■ What is expected ■
Search the material below for "linear" and copy every line where it occurs.

+===+

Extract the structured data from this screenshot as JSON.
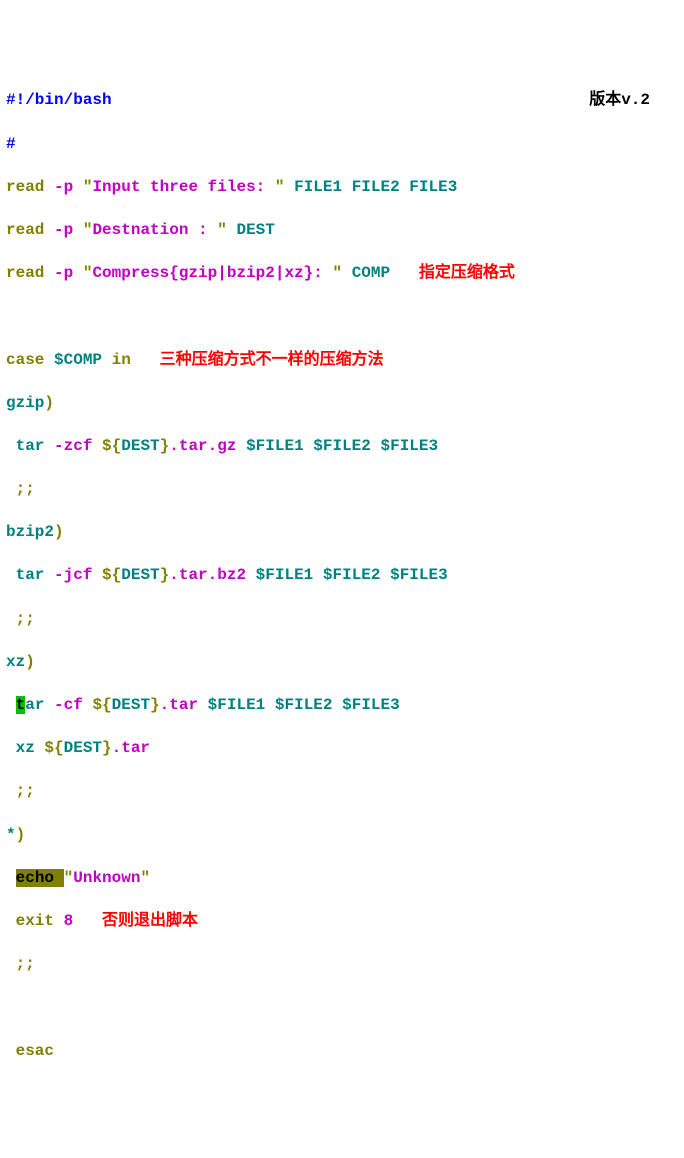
{
  "version_label": "版本v.2",
  "l1": {
    "a": "#!/bin/bash"
  },
  "l2": {
    "a": "#"
  },
  "l3": {
    "a": "read ",
    "b": "-p ",
    "c": "\"",
    "d": "Input three files: ",
    "e": "\"",
    "f": " FILE1 FILE2 FILE3"
  },
  "l4": {
    "a": "read ",
    "b": "-p ",
    "c": "\"",
    "d": "Destnation : ",
    "e": "\"",
    "f": " DEST"
  },
  "l5": {
    "a": "read ",
    "b": "-p ",
    "c": "\"",
    "d": "Compress{gzip|bzip2|xz}: ",
    "e": "\"",
    "f": " COMP",
    "note": "   指定压缩格式"
  },
  "l6": " ",
  "l7": {
    "a": "case ",
    "b": "$COMP ",
    "c": "in",
    "note": "   三种压缩方式不一样的压缩方法"
  },
  "l8": {
    "a": "gzip",
    "b": ")"
  },
  "l9": {
    "a": " tar ",
    "b": "-zcf ",
    "c": "${",
    "d": "DEST",
    "e": "}",
    "f": ".tar.gz ",
    "g": "$FILE1 $FILE2 $FILE3"
  },
  "l10": " ;;",
  "l11": {
    "a": "bzip2",
    "b": ")"
  },
  "l12": {
    "a": " tar ",
    "b": "-jcf ",
    "c": "${",
    "d": "DEST",
    "e": "}",
    "f": ".tar.bz2 ",
    "g": "$FILE1 $FILE2 $FILE3"
  },
  "l13": " ;;",
  "l14": {
    "a": "xz",
    "b": ")"
  },
  "l15": {
    "sp": " ",
    "a": "t",
    "b": "ar ",
    "c": "-cf ",
    "d": "${",
    "e": "DEST",
    "f": "}",
    "g": ".tar ",
    "h": "$FILE1 $FILE2 $FILE3"
  },
  "l16": {
    "a": " xz ",
    "b": "${",
    "c": "DEST",
    "d": "}",
    "e": ".tar"
  },
  "l17": " ;;",
  "l18": {
    "a": "*",
    "b": ")"
  },
  "l19": {
    "sp": " ",
    "a": "echo ",
    "b": "\"",
    "c": "Unknown",
    "d": "\""
  },
  "l20": {
    "a": " exit ",
    "b": "8",
    "note": "   否则退出脚本"
  },
  "l21": " ;;",
  "l22": " ",
  "l23": " esac"
}
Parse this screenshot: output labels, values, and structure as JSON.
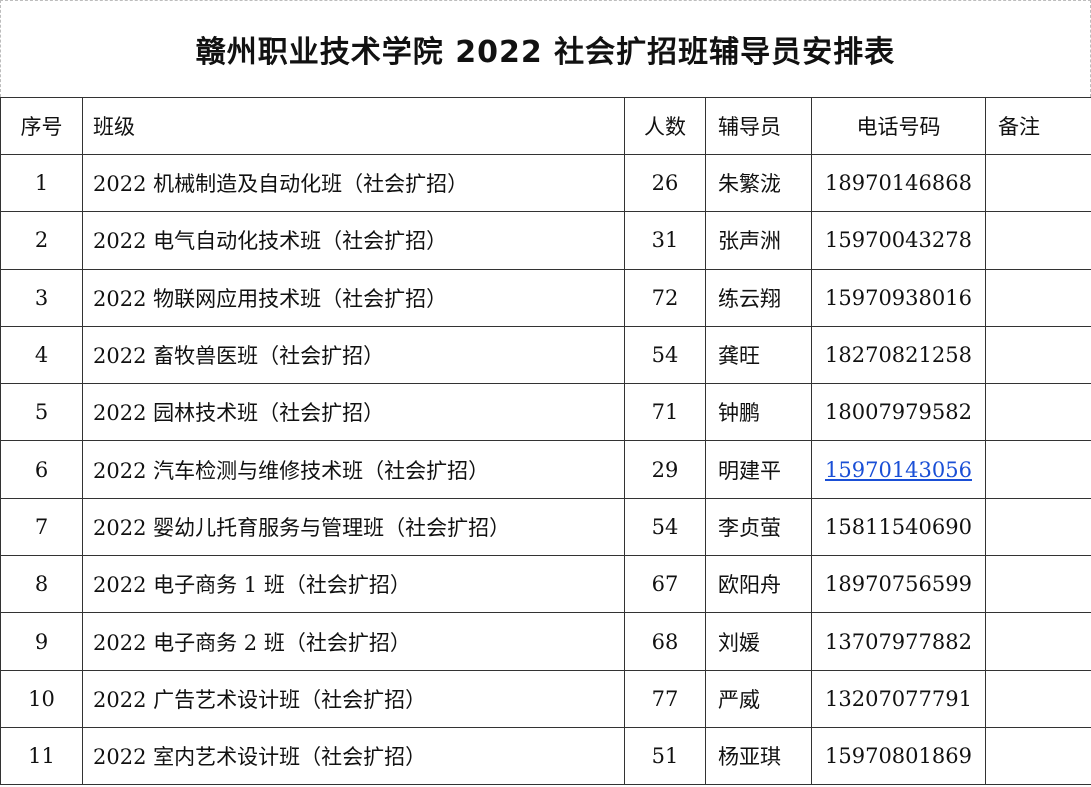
{
  "title": "赣州职业技术学院 2022 社会扩招班辅导员安排表",
  "headers": {
    "no": "序号",
    "class": "班级",
    "count": "人数",
    "tutor": "辅导员",
    "phone": "电话号码",
    "note": "备注"
  },
  "rows": [
    {
      "no": "1",
      "class": "2022 机械制造及自动化班（社会扩招）",
      "count": "26",
      "tutor": "朱繁泷",
      "phone": "18970146868",
      "note": ""
    },
    {
      "no": "2",
      "class": "2022 电气自动化技术班（社会扩招）",
      "count": "31",
      "tutor": "张声洲",
      "phone": "15970043278",
      "note": ""
    },
    {
      "no": "3",
      "class": "2022 物联网应用技术班（社会扩招）",
      "count": "72",
      "tutor": "练云翔",
      "phone": "15970938016",
      "note": ""
    },
    {
      "no": "4",
      "class": "2022 畜牧兽医班（社会扩招）",
      "count": "54",
      "tutor": "龚旺",
      "phone": "18270821258",
      "note": ""
    },
    {
      "no": "5",
      "class": "2022 园林技术班（社会扩招）",
      "count": "71",
      "tutor": "钟鹏",
      "phone": "18007979582",
      "note": ""
    },
    {
      "no": "6",
      "class": "2022 汽车检测与维修技术班（社会扩招）",
      "count": "29",
      "tutor": "明建平",
      "phone": "15970143056",
      "note": ""
    },
    {
      "no": "7",
      "class": "2022 婴幼儿托育服务与管理班（社会扩招）",
      "count": "54",
      "tutor": "李贞萤",
      "phone": "15811540690",
      "note": ""
    },
    {
      "no": "8",
      "class": "2022 电子商务 1 班（社会扩招）",
      "count": "67",
      "tutor": "欧阳舟",
      "phone": "18970756599",
      "note": ""
    },
    {
      "no": "9",
      "class": "2022 电子商务 2 班（社会扩招）",
      "count": "68",
      "tutor": "刘媛",
      "phone": "13707977882",
      "note": ""
    },
    {
      "no": "10",
      "class": "2022 广告艺术设计班（社会扩招）",
      "count": "77",
      "tutor": "严威",
      "phone": "13207077791",
      "note": ""
    },
    {
      "no": "11",
      "class": "2022 室内艺术设计班（社会扩招）",
      "count": "51",
      "tutor": "杨亚琪",
      "phone": "15970801869",
      "note": ""
    }
  ],
  "colors": {
    "link": "#1a4fd6",
    "border": "#333333"
  }
}
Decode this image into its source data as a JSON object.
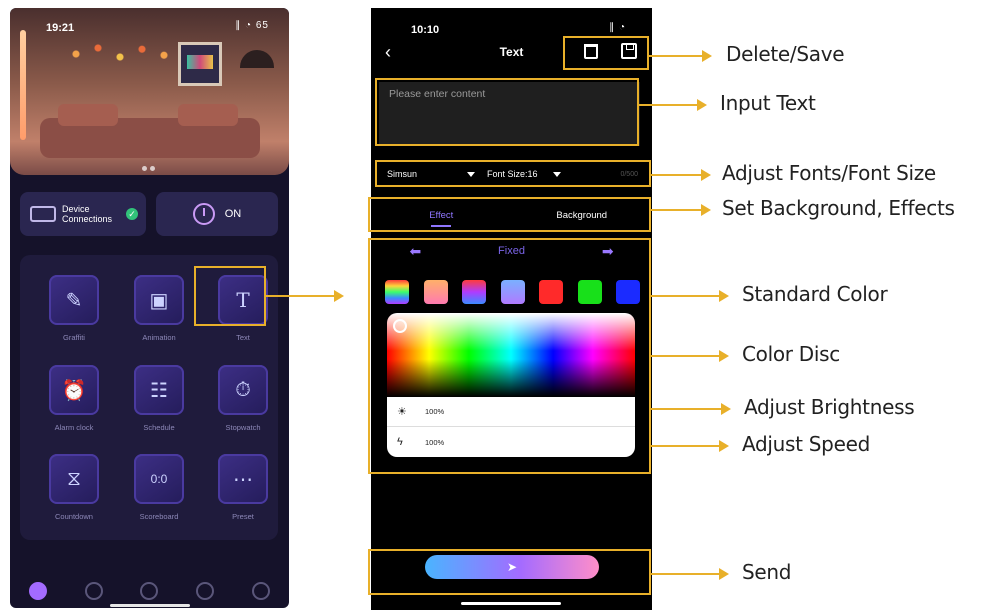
{
  "left_phone": {
    "status_time": "19:21",
    "status_icons": "∥ ◔ 65",
    "device_connections": "Device Connections",
    "power_label": "ON",
    "tiles": [
      {
        "label": "Graffiti",
        "icon": "graffiti-icon",
        "glyph": "✎"
      },
      {
        "label": "Animation",
        "icon": "animation-icon",
        "glyph": "▣"
      },
      {
        "label": "Text",
        "icon": "text-icon",
        "glyph": "T"
      },
      {
        "label": "Alarm clock",
        "icon": "alarm-clock-icon",
        "glyph": "⏰"
      },
      {
        "label": "Schedule",
        "icon": "schedule-icon",
        "glyph": "☷"
      },
      {
        "label": "Stopwatch",
        "icon": "stopwatch-icon",
        "glyph": "⏱"
      },
      {
        "label": "Countdown",
        "icon": "hourglass-icon",
        "glyph": "⧖"
      },
      {
        "label": "Scoreboard",
        "icon": "scoreboard-icon",
        "glyph": "0:0"
      },
      {
        "label": "Preset",
        "icon": "preset-icon",
        "glyph": "⋯"
      }
    ],
    "nav_icons": [
      "compass-icon",
      "settings-gear-icon",
      "cloud-icon",
      "music-icon",
      "gear-icon"
    ]
  },
  "right_phone": {
    "status_time": "10:10",
    "status_icons": "∥ ◔ ",
    "title": "Text",
    "input_placeholder": "Please enter content",
    "font_name": "Simsun",
    "font_size": "Font Size:16",
    "char_count": "0/500",
    "tabs": {
      "effect": "Effect",
      "background": "Background"
    },
    "effect_mode": "Fixed",
    "swatches": [
      "linear-gradient(180deg,#ff3b3b,#ffd43b,#3bff6b,#3b8bff,#b03bff)",
      "linear-gradient(180deg,#ffb06a,#ff7ab0)",
      "linear-gradient(180deg,#ff3b3b,#b03bff,#3b8bff)",
      "linear-gradient(180deg,#7ab0ff,#b07aff)",
      "#ff2a2a",
      "#18e01a",
      "#1b2bff"
    ],
    "brightness": "100%",
    "speed": "100%"
  },
  "callouts": {
    "delete_save": "Delete/Save",
    "input_text": "Input Text",
    "adjust_fonts": "Adjust Fonts/Font Size",
    "set_background": "Set Background, Effects",
    "standard_color": "Standard Color",
    "color_disc": "Color Disc",
    "adjust_brightness": "Adjust Brightness",
    "adjust_speed": "Adjust Speed",
    "send": "Send"
  },
  "colors": {
    "highlight": "#e8b02a",
    "accent": "#8f76ff"
  }
}
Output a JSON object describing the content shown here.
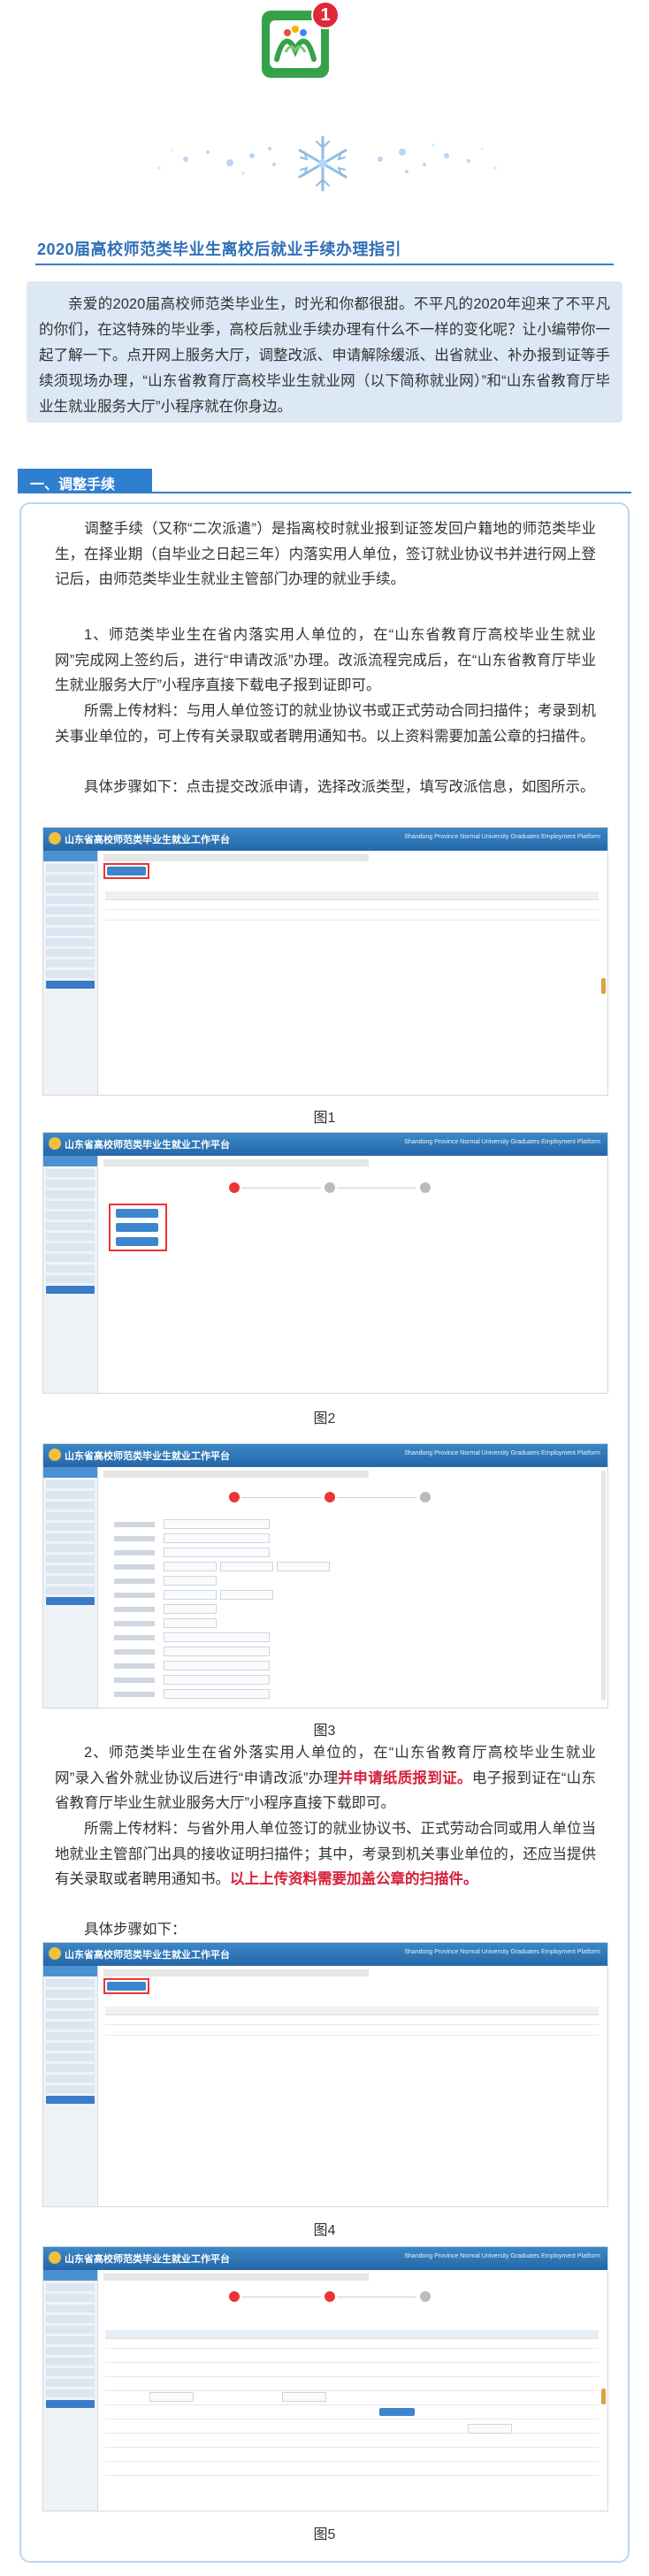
{
  "header": {
    "logo_icon": "green-logo-icon",
    "badge_count": "1",
    "decor_icon": "snowflake-icon"
  },
  "title": "2020届高校师范类毕业生离校后就业手续办理指引",
  "intro": "亲爱的2020届高校师范类毕业生，时光和你都很甜。不平凡的2020年迎来了不平凡的你们，在这特殊的毕业季，高校后就业手续办理有什么不一样的变化呢？让小编带你一起了解一下。点开网上服务大厅，调整改派、申请解除缓派、出省就业、补办报到证等手续须现场办理，“山东省教育厅高校毕业生就业网（以下简称就业网）”和“山东省教育厅毕业生就业服务大厅”小程序就在你身边。",
  "section1": {
    "label": "一、调整手续"
  },
  "paragraphs": {
    "p1": "调整手续（又称“二次派遣”）是指离校时就业报到证签发回户籍地的师范类毕业生，在择业期（自毕业之日起三年）内落实用人单位，签订就业协议书并进行网上登记后，由师范类毕业生就业主管部门办理的就业手续。",
    "p2": "1、师范类毕业生在省内落实用人单位的，在“山东省教育厅高校毕业生就业网”完成网上签约后，进行“申请改派”办理。改派流程完成后，在“山东省教育厅毕业生就业服务大厅”小程序直接下载电子报到证即可。",
    "p3": "所需上传材料：与用人单位签订的就业协议书或正式劳动合同扫描件；考录到机关事业单位的，可上传有关录取或者聘用通知书。以上资料需要加盖公章的扫描件。",
    "p4": "具体步骤如下：点击提交改派申请，选择改派类型，填写改派信息，如图所示。",
    "p5_a": "2、师范类毕业生在省外落实用人单位的，在“山东省教育厅高校毕业生就业网”录入省外就业协议后进行“申请改派”办理",
    "p5_red": "并申请纸质报到证。",
    "p5_b": "电子报到证在“山东省教育厅毕业生就业服务大厅”小程序直接下载即可。",
    "p6_a": "所需上传材料：与省外用人单位签订的就业协议书、正式劳动合同或用人单位当地就业主管部门出具的接收证明扫描件；其中，考录到机关事业单位的，还应当提供有关录取或者聘用通知书。",
    "p6_red": "以上上传资料需要加盖公章的扫描件。",
    "p7": "具体步骤如下："
  },
  "screens": {
    "app_title": "山东省高校师范类毕业生就业工作平台",
    "app_title_small": "Shandong Province Normal University Graduates Employment Platform"
  },
  "captions": {
    "fig1": "图1",
    "fig2": "图2",
    "fig3": "图3",
    "fig4": "图4",
    "fig5": "图5"
  },
  "colors": {
    "accent_blue": "#2f7fd0",
    "title_blue": "#2f6fb8",
    "intro_bg": "#dce8f5",
    "highlight_red": "#d6213a",
    "logo_green": "#35a24a",
    "badge_red": "#e0283a"
  }
}
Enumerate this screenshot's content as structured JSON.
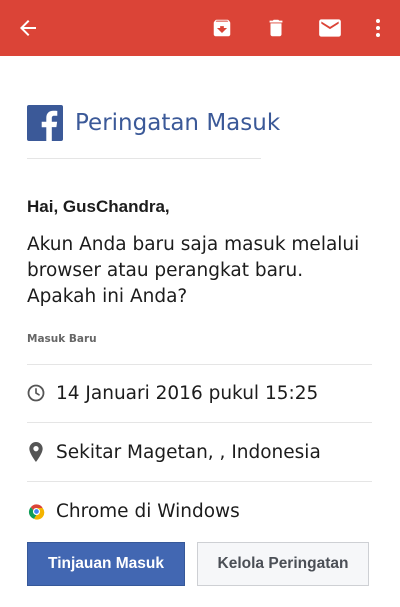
{
  "colors": {
    "appbar": "#db4437",
    "facebook_blue": "#3b5998",
    "primary_button": "#4267b2",
    "secondary_button": "#f6f7f9"
  },
  "toolbar": {
    "icons": [
      "back-arrow-icon",
      "archive-icon",
      "delete-icon",
      "mail-icon",
      "more-vert-icon"
    ]
  },
  "email": {
    "brand_icon": "facebook-logo-icon",
    "title": "Peringatan Masuk",
    "greeting": "Hai, GusChandra,",
    "message": "Akun Anda baru saja masuk melalui browser atau perangkat baru. Apakah ini Anda?",
    "section_label": "Masuk Baru",
    "details": [
      {
        "icon": "clock-icon",
        "text": "14 Januari 2016 pukul 15:25"
      },
      {
        "icon": "location-pin-icon",
        "text": "Sekitar Magetan, , Indonesia"
      },
      {
        "icon": "chrome-icon",
        "text": "Chrome di Windows"
      }
    ],
    "primary_button": "Tinjauan Masuk",
    "secondary_button": "Kelola Peringatan"
  }
}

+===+

■ Result ■
      "linear-gradient(180deg,#ff3b3b,#ffd43b,#3bff6b,#3b8bff,#b03bff)",
      "linear-gradient(180deg,#ffb06a,#ff7ab0)",
      "linear-gradient(180deg,#ff3b3b,#b03bff,#3b8bff)",
      "linear-gradient(180deg,#7ab0ff,#b07aff)",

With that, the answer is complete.